## Source information
= Beginning of Section =

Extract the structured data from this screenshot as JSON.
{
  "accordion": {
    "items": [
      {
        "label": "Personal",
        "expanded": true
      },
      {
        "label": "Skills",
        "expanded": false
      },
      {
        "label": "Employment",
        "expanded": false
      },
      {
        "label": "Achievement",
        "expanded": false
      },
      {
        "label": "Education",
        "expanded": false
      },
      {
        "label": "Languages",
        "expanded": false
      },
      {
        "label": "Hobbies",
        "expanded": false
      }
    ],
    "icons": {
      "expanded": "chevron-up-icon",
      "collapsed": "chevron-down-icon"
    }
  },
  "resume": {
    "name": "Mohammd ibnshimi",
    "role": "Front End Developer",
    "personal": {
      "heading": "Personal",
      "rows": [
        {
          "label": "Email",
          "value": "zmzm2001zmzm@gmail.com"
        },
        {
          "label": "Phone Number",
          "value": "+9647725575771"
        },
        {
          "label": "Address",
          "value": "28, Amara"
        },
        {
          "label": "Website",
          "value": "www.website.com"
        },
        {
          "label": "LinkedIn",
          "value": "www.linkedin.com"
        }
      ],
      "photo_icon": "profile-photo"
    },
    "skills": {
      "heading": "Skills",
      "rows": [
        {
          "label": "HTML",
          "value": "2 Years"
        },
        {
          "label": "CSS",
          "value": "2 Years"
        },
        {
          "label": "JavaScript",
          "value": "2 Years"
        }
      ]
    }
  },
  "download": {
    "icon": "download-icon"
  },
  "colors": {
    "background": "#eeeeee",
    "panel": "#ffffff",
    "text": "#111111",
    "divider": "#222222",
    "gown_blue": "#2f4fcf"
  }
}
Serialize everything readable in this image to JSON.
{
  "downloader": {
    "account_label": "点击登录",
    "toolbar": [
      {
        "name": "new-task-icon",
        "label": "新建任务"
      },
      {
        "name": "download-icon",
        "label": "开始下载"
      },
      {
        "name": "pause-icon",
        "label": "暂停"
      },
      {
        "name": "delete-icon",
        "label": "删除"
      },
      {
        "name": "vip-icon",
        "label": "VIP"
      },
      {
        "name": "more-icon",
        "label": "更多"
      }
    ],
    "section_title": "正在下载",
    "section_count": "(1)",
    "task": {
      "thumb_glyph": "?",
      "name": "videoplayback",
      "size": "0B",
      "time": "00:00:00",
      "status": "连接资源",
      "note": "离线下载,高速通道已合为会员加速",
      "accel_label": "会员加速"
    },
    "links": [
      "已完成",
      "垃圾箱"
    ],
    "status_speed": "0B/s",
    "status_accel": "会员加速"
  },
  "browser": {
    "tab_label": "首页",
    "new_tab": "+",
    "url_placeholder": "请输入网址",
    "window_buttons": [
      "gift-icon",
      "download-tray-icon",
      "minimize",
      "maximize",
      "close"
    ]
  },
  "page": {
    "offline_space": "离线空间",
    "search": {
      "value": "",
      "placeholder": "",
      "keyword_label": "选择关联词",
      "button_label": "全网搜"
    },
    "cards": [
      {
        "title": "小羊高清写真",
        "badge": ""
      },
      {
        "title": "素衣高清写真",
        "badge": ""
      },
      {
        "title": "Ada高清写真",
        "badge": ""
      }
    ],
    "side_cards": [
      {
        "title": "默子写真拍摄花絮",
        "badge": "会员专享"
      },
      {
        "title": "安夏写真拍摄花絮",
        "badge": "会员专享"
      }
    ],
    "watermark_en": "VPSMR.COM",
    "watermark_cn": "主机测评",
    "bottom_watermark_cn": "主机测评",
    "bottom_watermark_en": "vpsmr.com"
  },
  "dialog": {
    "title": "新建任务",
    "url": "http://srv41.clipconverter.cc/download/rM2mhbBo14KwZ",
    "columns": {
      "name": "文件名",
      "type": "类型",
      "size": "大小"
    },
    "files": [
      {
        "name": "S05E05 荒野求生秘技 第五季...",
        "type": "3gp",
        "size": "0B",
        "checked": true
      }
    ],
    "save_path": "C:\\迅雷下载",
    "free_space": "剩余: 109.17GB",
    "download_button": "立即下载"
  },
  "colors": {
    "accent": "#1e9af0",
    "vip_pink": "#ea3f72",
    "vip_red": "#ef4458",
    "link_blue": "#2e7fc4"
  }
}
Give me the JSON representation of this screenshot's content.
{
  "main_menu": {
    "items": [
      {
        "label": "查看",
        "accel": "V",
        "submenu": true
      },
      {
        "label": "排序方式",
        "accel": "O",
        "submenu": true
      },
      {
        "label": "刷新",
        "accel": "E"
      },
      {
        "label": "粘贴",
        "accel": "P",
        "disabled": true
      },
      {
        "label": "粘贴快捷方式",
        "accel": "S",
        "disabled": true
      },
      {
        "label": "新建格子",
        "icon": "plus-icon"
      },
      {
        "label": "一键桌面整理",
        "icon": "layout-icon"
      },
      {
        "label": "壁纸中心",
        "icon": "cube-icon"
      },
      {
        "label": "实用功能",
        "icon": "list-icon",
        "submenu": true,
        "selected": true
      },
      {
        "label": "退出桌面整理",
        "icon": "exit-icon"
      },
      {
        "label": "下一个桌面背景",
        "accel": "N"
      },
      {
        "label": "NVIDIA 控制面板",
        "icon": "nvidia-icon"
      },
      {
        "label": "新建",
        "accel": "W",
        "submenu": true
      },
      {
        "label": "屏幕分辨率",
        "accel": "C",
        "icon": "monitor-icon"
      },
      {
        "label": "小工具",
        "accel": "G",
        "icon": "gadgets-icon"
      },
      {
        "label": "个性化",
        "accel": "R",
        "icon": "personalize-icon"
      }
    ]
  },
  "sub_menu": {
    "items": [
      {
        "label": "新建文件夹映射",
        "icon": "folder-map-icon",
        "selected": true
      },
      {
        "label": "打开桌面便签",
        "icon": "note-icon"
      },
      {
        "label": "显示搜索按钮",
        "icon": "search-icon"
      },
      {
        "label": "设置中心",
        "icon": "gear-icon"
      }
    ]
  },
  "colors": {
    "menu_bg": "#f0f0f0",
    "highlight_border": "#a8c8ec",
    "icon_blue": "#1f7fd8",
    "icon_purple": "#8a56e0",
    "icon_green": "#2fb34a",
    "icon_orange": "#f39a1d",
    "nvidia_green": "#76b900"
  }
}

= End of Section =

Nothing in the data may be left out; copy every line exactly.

Extract the structured data from this screenshot as JSON.
{
  "accordion": {
    "items": [
      {
        "label": "Personal",
        "expanded": true
      },
      {
        "label": "Skills",
        "expanded": false
      },
      {
        "label": "Employment",
        "expanded": false
      },
      {
        "label": "Achievement",
        "expanded": false
      },
      {
        "label": "Education",
        "expanded": false
      },
      {
        "label": "Languages",
        "expanded": false
      },
      {
        "label": "Hobbies",
        "expanded": false
      }
    ],
    "icons": {
      "expanded": "chevron-up-icon",
      "collapsed": "chevron-down-icon"
    }
  },
  "resume": {
    "name": "Mohammd ibnshimi",
    "role": "Front End Developer",
    "personal": {
      "heading": "Personal",
      "rows": [
        {
          "label": "Email",
          "value": "zmzm2001zmzm@gmail.com"
        },
        {
          "label": "Phone Number",
          "value": "+9647725575771"
        },
        {
          "label": "Address",
          "value": "28, Amara"
        },
        {
          "label": "Website",
          "value": "www.website.com"
        },
        {
          "label": "LinkedIn",
          "value": "www.linkedin.com"
        }
      ],
      "photo_icon": "profile-photo"
    },
    "skills": {
      "heading": "Skills",
      "rows": [
        {
          "label": "HTML",
          "value": "2 Years"
        },
        {
          "label": "CSS",
          "value": "2 Years"
        },
        {
          "label": "JavaScript",
          "value": "2 Years"
        }
      ]
    }
  },
  "download": {
    "icon": "download-icon"
  },
  "colors": {
    "background": "#eeeeee",
    "panel": "#ffffff",
    "text": "#111111",
    "divider": "#222222",
    "gown_blue": "#2f4fcf"
  }
}
Serialize everything readable in this image to JSON.
{
  "downloader": {
    "account_label": "点击登录",
    "toolbar": [
      {
        "name": "new-task-icon",
        "label": "新建任务"
      },
      {
        "name": "download-icon",
        "label": "开始下载"
      },
      {
        "name": "pause-icon",
        "label": "暂停"
      },
      {
        "name": "delete-icon",
        "label": "删除"
      },
      {
        "name": "vip-icon",
        "label": "VIP"
      },
      {
        "name": "more-icon",
        "label": "更多"
      }
    ],
    "section_title": "正在下载",
    "section_count": "(1)",
    "task": {
      "thumb_glyph": "?",
      "name": "videoplayback",
      "size": "0B",
      "time": "00:00:00",
      "status": "连接资源",
      "note": "离线下载,高速通道已合为会员加速",
      "accel_label": "会员加速"
    },
    "links": [
      "已完成",
      "垃圾箱"
    ],
    "status_speed": "0B/s",
    "status_accel": "会员加速"
  },
  "browser": {
    "tab_label": "首页",
    "new_tab": "+",
    "url_placeholder": "请输入网址",
    "window_buttons": [
      "gift-icon",
      "download-tray-icon",
      "minimize",
      "maximize",
      "close"
    ]
  },
  "page": {
    "offline_space": "离线空间",
    "search": {
      "value": "",
      "placeholder": "",
      "keyword_label": "选择关联词",
      "button_label": "全网搜"
    },
    "cards": [
      {
        "title": "小羊高清写真",
        "badge": ""
      },
      {
        "title": "素衣高清写真",
        "badge": ""
      },
      {
        "title": "Ada高清写真",
        "badge": ""
      }
    ],
    "side_cards": [
      {
        "title": "默子写真拍摄花絮",
        "badge": "会员专享"
      },
      {
        "title": "安夏写真拍摄花絮",
        "badge": "会员专享"
      }
    ],
    "watermark_en": "VPSMR.COM",
    "watermark_cn": "主机测评",
    "bottom_watermark_cn": "主机测评",
    "bottom_watermark_en": "vpsmr.com"
  },
  "dialog": {
    "title": "新建任务",
    "url": "http://srv41.clipconverter.cc/download/rM2mhbBo14KwZ",
    "columns": {
      "name": "文件名",
      "type": "类型",
      "size": "大小"
    },
    "files": [
      {
        "name": "S05E05 荒野求生秘技 第五季...",
        "type": "3gp",
        "size": "0B",
        "checked": true
      }
    ],
    "save_path": "C:\\迅雷下载",
    "free_space": "剩余: 109.17GB",
    "download_button": "立即下载"
  },
  "colors": {
    "accent": "#1e9af0",
    "vip_pink": "#ea3f72",
    "vip_red": "#ef4458",
    "link_blue": "#2e7fc4"
  }
}
Give me the JSON representation of this screenshot's content.
{
  "main_menu": {
    "items": [
      {
        "label": "查看",
        "accel": "V",
        "submenu": true
      },
      {
        "label": "排序方式",
        "accel": "O",
        "submenu": true
      },
      {
        "label": "刷新",
        "accel": "E"
      },
      {
        "label": "粘贴",
        "accel": "P",
        "disabled": true
      },
      {
        "label": "粘贴快捷方式",
        "accel": "S",
        "disabled": true
      },
      {
        "label": "新建格子",
        "icon": "plus-icon"
      },
      {
        "label": "一键桌面整理",
        "icon": "layout-icon"
      },
      {
        "label": "壁纸中心",
        "icon": "cube-icon"
      },
      {
        "label": "实用功能",
        "icon": "list-icon",
        "submenu": true,
        "selected": true
      },
      {
        "label": "退出桌面整理",
        "icon": "exit-icon"
      },
      {
        "label": "下一个桌面背景",
        "accel": "N"
      },
      {
        "label": "NVIDIA 控制面板",
        "icon": "nvidia-icon"
      },
      {
        "label": "新建",
        "accel": "W",
        "submenu": true
      },
      {
        "label": "屏幕分辨率",
        "accel": "C",
        "icon": "monitor-icon"
      },
      {
        "label": "小工具",
        "accel": "G",
        "icon": "gadgets-icon"
      },
      {
        "label": "个性化",
        "accel": "R",
        "icon": "personalize-icon"
      }
    ]
  },
  "sub_menu": {
    "items": [
      {
        "label": "新建文件夹映射",
        "icon": "folder-map-icon",
        "selected": true
      },
      {
        "label": "打开桌面便签",
        "icon": "note-icon"
      },
      {
        "label": "显示搜索按钮",
        "icon": "search-icon"
      },
      {
        "label": "设置中心",
        "icon": "gear-icon"
      }
    ]
  },
  "colors": {
    "menu_bg": "#f0f0f0",
    "highlight_border": "#a8c8ec",
    "icon_blue": "#1f7fd8",
    "icon_purple": "#8a56e0",
    "icon_green": "#2fb34a",
    "icon_orange": "#f39a1d",
    "nvidia_green": "#76b900"
  }
}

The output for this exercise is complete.